You’ve spent most of your career as a law professor and the legal affairs editor at the New Republic. Why move to Philly to take over the Constitution Center?
I had the best job in the world as a law professor and a journalist. But when the Constitution Center approached me, I realized this was the best job in the world.
My great passion in life has been moderating constitutional conversations. And the Constitution Center is the one place in America, in the world, that’s uniquely qualified to do just that.
Tell me what changes you’re planning.
We have three missions. We are the museum of We the People; we are America’s town hall; and we are a center for civic education. So as the museum of We the People, we are about to transform our exhibition space—starting next year, we have the honor of displaying one of the 12 surviving copies of the Bill of Rights that were sent out to the states to be ratified. It’s been at the New York Public Library for a hundred years, and it will initially be at the National Constitution Center for three years, starting in 2014.
You’re also planning more conversations and debates.
We’re already exploring partnerships with major media organizations. We had a wonderful pilot experiment at the end of the Supreme Court term that just ended where we had scholars, nominated by liberal and conservative lawyers’ groups, who debated the issues as they came down. Moderating some of those debates was one of the most moving things I’ve experienced.
I did find it moving. These are people who often clash with each other, and just to see them engaging, and in some cases coming to areas of agreement, was moving.
Sounds like the opposite of cable news.
[laughs] I think that’s what the framers had in mind.
The center has always had some star power attached to it, but it’s struggled to find its identity.
The focus has waxed and waned over the years. I think it’s gotten distracted—things like the Bruce Springsteen and Diana exhibits would be examples for me of that.
You’ve actually been connected to the center since its inception.
The founding president was my great friend Joe Torsella, a friend from graduate school, and he brought me in for some of the early discussions. And I was a visiting scholar in 2003, where I would stand in the permanent exhibition space and give twice-a-day talks on the Constitution like a vaudevillian, basically trying to attract passersby and engage them.
You made an appearance on The Colbert Report recently. How did that compare to, say, talking to a Supreme Court justice?
[laughs] Quite different. I had the privilege of sitting down with Justice Kagan a few weeks later. What unites them both is that they have a great sense of humor. That’s obvious for Colbert, but many people hadn’t seen Justice Kagan’s sense of humor, and I thought her story of how she came to go wild-deer-hunting with Justice Scalia in Wyoming was absolutely hysterical.
True you’re living in a spare bedroom near Fitler Square?
When my friend, who’s generously opened his house to me, is there, we’re like the Odd Couple. I’m loving the neighborhood. And also loving the chance to walk to work.
When Hillary Clinton was in town to receive the Liberty Medal this week, did you take her on the Jeff Rosen tour of Philadelphia?
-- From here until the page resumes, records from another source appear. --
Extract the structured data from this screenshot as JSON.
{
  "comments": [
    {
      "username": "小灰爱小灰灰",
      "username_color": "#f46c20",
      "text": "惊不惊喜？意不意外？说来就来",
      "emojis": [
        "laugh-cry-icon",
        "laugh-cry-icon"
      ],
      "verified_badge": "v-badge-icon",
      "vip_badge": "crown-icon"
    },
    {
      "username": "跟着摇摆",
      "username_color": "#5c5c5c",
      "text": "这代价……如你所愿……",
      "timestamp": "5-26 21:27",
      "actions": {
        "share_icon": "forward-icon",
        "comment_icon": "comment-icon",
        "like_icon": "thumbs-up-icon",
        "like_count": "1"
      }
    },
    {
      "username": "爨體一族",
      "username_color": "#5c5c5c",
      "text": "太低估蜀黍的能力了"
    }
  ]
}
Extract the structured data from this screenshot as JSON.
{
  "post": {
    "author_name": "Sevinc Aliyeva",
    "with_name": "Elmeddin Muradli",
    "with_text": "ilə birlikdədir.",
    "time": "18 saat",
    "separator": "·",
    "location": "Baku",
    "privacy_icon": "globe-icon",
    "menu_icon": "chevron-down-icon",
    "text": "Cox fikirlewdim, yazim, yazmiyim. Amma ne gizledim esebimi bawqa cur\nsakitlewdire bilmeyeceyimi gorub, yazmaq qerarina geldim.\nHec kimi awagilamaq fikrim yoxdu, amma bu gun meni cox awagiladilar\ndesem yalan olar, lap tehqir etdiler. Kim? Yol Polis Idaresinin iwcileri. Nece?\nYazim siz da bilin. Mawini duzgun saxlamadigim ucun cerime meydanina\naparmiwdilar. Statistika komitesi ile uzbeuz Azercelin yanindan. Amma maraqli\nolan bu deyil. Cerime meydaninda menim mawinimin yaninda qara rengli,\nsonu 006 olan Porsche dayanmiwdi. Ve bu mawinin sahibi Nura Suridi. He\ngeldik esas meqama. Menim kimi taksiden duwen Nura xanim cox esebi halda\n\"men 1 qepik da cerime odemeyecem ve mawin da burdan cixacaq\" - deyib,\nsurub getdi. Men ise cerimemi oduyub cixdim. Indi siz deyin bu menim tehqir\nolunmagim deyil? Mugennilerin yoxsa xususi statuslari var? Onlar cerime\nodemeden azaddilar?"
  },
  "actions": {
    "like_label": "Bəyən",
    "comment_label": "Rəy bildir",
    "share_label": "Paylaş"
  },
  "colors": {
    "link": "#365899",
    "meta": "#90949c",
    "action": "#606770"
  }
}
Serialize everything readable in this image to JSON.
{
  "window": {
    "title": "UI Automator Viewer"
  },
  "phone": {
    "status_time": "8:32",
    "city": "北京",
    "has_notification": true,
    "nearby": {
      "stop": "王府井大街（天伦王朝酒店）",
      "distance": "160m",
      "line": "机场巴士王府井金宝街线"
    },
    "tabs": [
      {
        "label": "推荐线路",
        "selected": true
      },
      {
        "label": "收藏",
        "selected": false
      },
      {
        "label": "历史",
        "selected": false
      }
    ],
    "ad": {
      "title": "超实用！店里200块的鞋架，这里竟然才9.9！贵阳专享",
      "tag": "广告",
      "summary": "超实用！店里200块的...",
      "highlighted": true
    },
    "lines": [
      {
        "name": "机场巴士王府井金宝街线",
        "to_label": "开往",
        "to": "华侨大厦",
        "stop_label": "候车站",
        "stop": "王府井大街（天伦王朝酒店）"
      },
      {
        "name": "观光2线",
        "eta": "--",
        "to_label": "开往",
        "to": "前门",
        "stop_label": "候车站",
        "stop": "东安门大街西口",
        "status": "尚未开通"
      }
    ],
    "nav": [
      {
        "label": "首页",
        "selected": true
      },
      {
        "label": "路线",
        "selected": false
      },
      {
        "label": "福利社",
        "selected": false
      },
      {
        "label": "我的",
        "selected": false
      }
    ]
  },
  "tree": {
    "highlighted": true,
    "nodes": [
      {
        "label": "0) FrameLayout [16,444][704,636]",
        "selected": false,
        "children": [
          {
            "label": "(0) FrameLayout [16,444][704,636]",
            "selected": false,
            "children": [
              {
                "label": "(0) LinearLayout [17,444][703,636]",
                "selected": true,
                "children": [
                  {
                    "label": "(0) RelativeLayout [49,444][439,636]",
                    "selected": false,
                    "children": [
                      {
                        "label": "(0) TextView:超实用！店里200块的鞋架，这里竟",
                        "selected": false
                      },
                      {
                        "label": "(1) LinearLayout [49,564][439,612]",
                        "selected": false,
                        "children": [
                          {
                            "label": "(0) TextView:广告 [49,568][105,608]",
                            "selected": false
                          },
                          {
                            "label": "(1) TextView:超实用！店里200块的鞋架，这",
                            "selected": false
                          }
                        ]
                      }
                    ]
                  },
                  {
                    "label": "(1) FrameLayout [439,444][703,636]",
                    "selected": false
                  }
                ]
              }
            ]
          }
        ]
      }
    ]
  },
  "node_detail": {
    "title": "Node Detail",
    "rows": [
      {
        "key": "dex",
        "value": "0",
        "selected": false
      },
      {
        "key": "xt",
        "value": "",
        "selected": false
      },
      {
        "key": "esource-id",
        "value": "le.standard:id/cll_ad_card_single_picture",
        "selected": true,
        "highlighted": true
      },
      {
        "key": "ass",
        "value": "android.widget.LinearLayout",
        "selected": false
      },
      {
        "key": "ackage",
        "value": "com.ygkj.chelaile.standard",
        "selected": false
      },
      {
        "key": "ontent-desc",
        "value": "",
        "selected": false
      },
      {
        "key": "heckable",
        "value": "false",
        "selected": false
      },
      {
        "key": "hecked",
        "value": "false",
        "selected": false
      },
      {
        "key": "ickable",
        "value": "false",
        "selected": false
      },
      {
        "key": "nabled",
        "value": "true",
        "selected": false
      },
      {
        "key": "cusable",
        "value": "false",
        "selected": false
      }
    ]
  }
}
She [had] much better things to do. [laughs] But we [were] especially thrilled that she [was] given the medal by our chair, Jeb Bush. This is a bipartisan moment about which we are very proud.
This story originally appeared in the September 2013 issue of Philadelphia magazine.